The hotel was described as
Thirty rooms all en suite, and all easy of access. Of the rooms some half dozen are provided with private baths, besides these there are those not directly connected with the rooms. The rooms are well lighted, carpeted with body Brussels and furnished with the late style of iron bedsteads, the beading being all that the most fastidious could desire. There are no two carpets alike, and in grades of furniture the selections are in oak and maple, both pleasing to the eye.
During WWII, the hotel was converted into apartments and in 1944 became the “Pueblo Hotel.” This redeveloped property had 32 rooms, 19 with kitchenettes, and second story porches. In 1955 a swimming pool and rows of palm trees were added. The Pueblo Hotel closed in the early 1970s after an extensive fire.
In 1991, our law firm purchased the building and undertook a gut renovation.
While all mechanical, electrical, plumbing and other essential systems were brought up to modern standards, the essential architectural elements of this historic building were maintained.
The hallways and ceilings were restored to their original dimensions, the lobby is maintained in substantially the same configuration as originally built, the main staircase was restored and other architectural details preserved.

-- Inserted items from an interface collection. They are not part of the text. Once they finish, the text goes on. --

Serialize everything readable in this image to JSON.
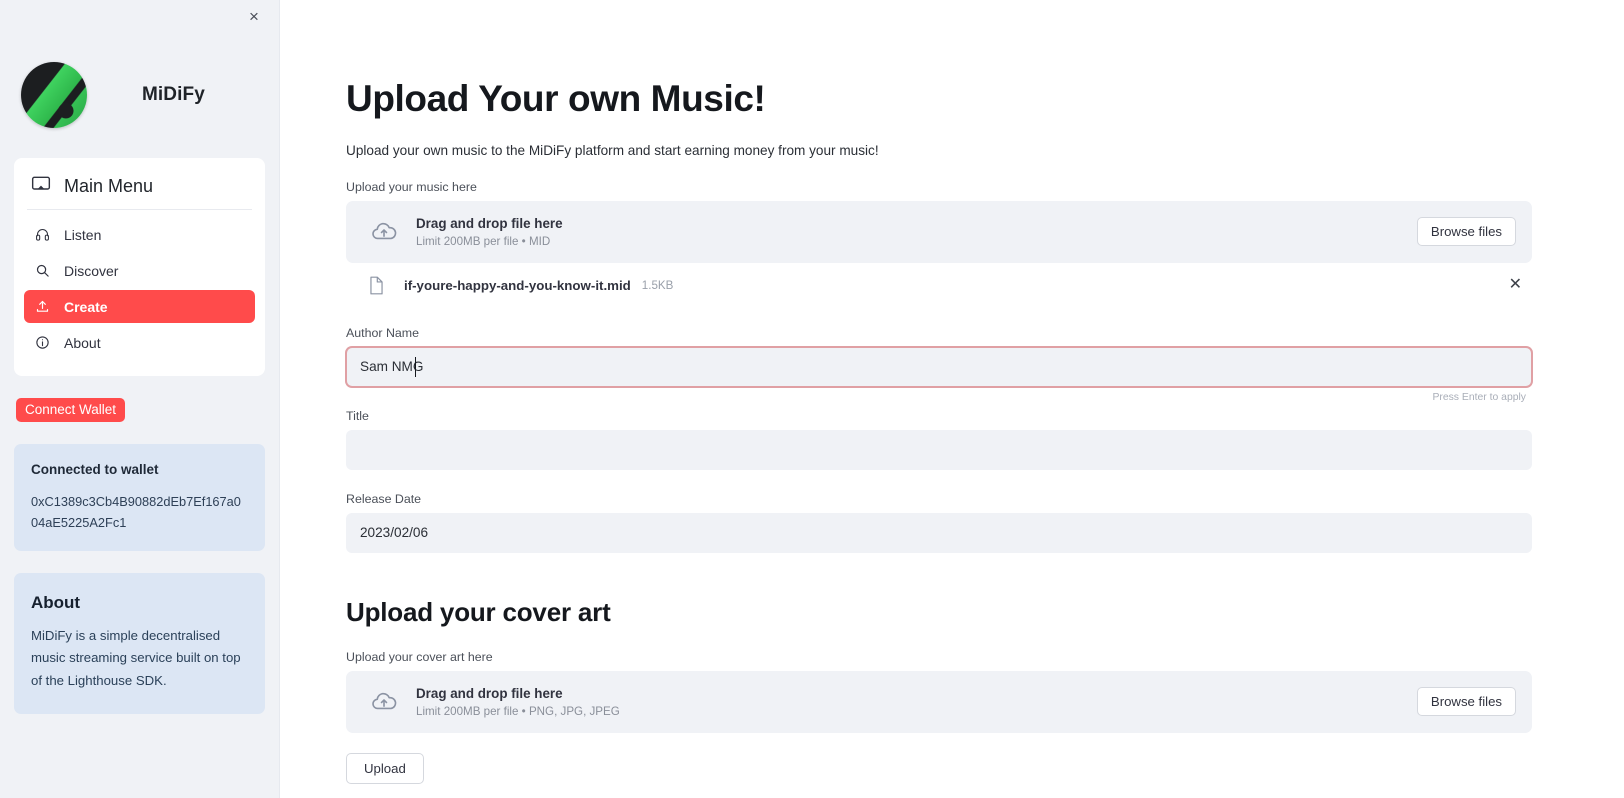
{
  "sidebar": {
    "close_label": "×",
    "brand_name": "MiDiFy",
    "menu_title": "Main Menu",
    "menu_items": [
      {
        "label": "Listen",
        "icon": "headphones-icon",
        "active": false
      },
      {
        "label": "Discover",
        "icon": "search-icon",
        "active": false
      },
      {
        "label": "Create",
        "icon": "upload-icon",
        "active": true
      },
      {
        "label": "About",
        "icon": "info-icon",
        "active": false
      }
    ],
    "connect_wallet_label": "Connect Wallet",
    "wallet": {
      "title": "Connected to wallet",
      "address": "0xC1389c3Cb4B90882dEb7Ef167a004aE5225A2Fc1"
    },
    "about": {
      "title": "About",
      "body": "MiDiFy is a simple decentralised music streaming service built on top of the Lighthouse SDK."
    }
  },
  "main": {
    "heading": "Upload Your own Music!",
    "subheading": "Upload your own music to the MiDiFy platform and start earning money from your music!",
    "music_upload": {
      "label": "Upload your music here",
      "drop_title": "Drag and drop file here",
      "drop_hint": "Limit 200MB per file • MID",
      "browse_label": "Browse files",
      "file_name": "if-youre-happy-and-you-know-it.mid",
      "file_size": "1.5KB",
      "file_remove_label": "✕"
    },
    "author": {
      "label": "Author Name",
      "value": "Sam NMG",
      "placeholder": "",
      "enter_hint": "Press Enter to apply"
    },
    "title_field": {
      "label": "Title",
      "value": "",
      "placeholder": ""
    },
    "release_date": {
      "label": "Release Date",
      "value": "2023/02/06"
    },
    "cover_art": {
      "heading": "Upload your cover art",
      "label": "Upload your cover art here",
      "drop_title": "Drag and drop file here",
      "drop_hint": "Limit 200MB per file • PNG, JPG, JPEG",
      "browse_label": "Browse files"
    },
    "upload_button_label": "Upload"
  },
  "colors": {
    "accent": "#ff4b4b",
    "sidebar_bg": "#f0f2f6",
    "info_card_bg": "#dce6f4",
    "input_bg": "#f0f2f6",
    "focus_border": "#e0a0a4"
  }
}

Piccarreta Davis Keenan Fidel began occupying this historical landmark in 1993 following two years of renovation. Unfortunately, various sign regulations prohibited renovation of the sign and consequently it stood unlighted for 20 years. Finally, the City of Tucson saw the “light” and revised the City sign code. The “diving lady” was taken down and restored to her former glory by Cook Signs. On May 11, 2012, hundreds of Tucsonans helped us relight the “diving lady” once again.